Rusty Bongard is the spokesman for ABATE, a group of Michigan bikers who have  been lobbying for the helmet law’s repeal.   He says they’re not just waiting to see if the governor will sign the helmet bill into law.

Living with autism

Apr 11, 2012
Photos courtesy of Nicole Bouchard.

This week we’ve been talking about autism, what we know about it, and how autism coverage is changing in Michigan.

Twenty-two-year-old twin sisters Michelle and Nicole Bouchard both have Asperger’s syndrome. It’s commonly thought to be at the milder end of the autism spectrum.  

Michelle says school wasn't easy. "There was a list of things they told me I couldn't do. I couldn't go to college, I couldn't find a job...it was a big struggle for me," she says.

Mercedes Mejia / Michigan Radio

Teachers turned out by the hundreds in Lansing to oppose legislation that would force them to pay more for their pensions and retirement health care, or have their benefits reduced.

Some of them protested outside a state Senate committee hearing today on the legislation.

One of them was Pinckney teacher Sam Ziegler. He says the measure would break a promise to his profession.

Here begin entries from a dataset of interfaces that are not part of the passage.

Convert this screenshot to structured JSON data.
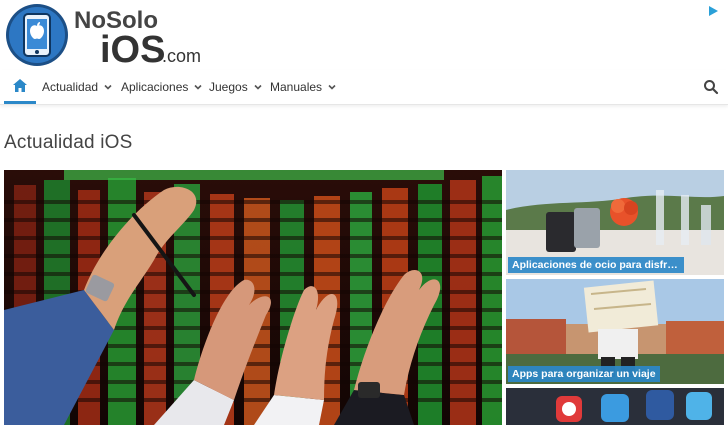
{
  "brand": {
    "name_top": "NoSolo",
    "name_main": "iOS",
    "name_suffix": ".com"
  },
  "nav": {
    "items": [
      {
        "label": "Actualidad",
        "icon": "chevron-down-icon"
      },
      {
        "label": "Aplicaciones",
        "icon": "chevron-down-icon"
      },
      {
        "label": "Juegos",
        "icon": "chevron-down-icon"
      },
      {
        "label": "Manuales",
        "icon": "chevron-down-icon"
      }
    ],
    "home_icon": "home-icon",
    "search_icon": "search-icon"
  },
  "section": {
    "title": "Actualidad iOS"
  },
  "cards": [
    {
      "caption": "Aplicaciones de ocio para disfrutar de..."
    },
    {
      "caption": "Apps para organizar un viaje"
    },
    {
      "caption": ""
    }
  ],
  "colors": {
    "accent": "#2b88c8",
    "text": "#333333"
  }
}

"I knew I wasn't going to be a millionaire teaching," Ziegler said. "But it was something that was worthwhile that benefited others and myself, and I was told that I'd have a pension to go to and now it’s just slowly eroding and I see the danger that it will keep eroding away."

But some Republicans like state Senator Patrick Colbeck says the public school employee pension fund has liabilities so big the system could go insolvent if nothing is done. 

"Somebody’s got to pay for that eventually, later and right now that’s being pushed off because – if we’re talking about dealing with unfunded liabilities – being pushed off to the same kids that we're working hard to educate right now," said Colbeck.

Teachers say state government has increased the stress on the system with budget cuts that reduce districts capacity to pay into it, and forced layoffs that mean fewer people paying into the system.

LANSING, Mich. (AP) - Gov. Rick Snyder has signed legislation aimed at making sure union dues aren't collected from certain home health care workers.

The bill that the Republican governor announced signing Tuesday would exclude those who receive a government subsidy for private employment from the definition of a public employee.

Snyder said the legislation clarifies Michigan law to its original intent.

Republicans who control the Michigan Legislature have been critical of what they consider stealth, unilaterally imposed union dues collection from those who serve as care providers through a program called the Michigan Quality Community Care Council.

Unions are attempting to counteract the legislation through a ballot campaign aimed at getting features of the program enshrined in the state constitution.

They'd have to collect nearly 323,000 voter signatures to make the November ballot.

Pages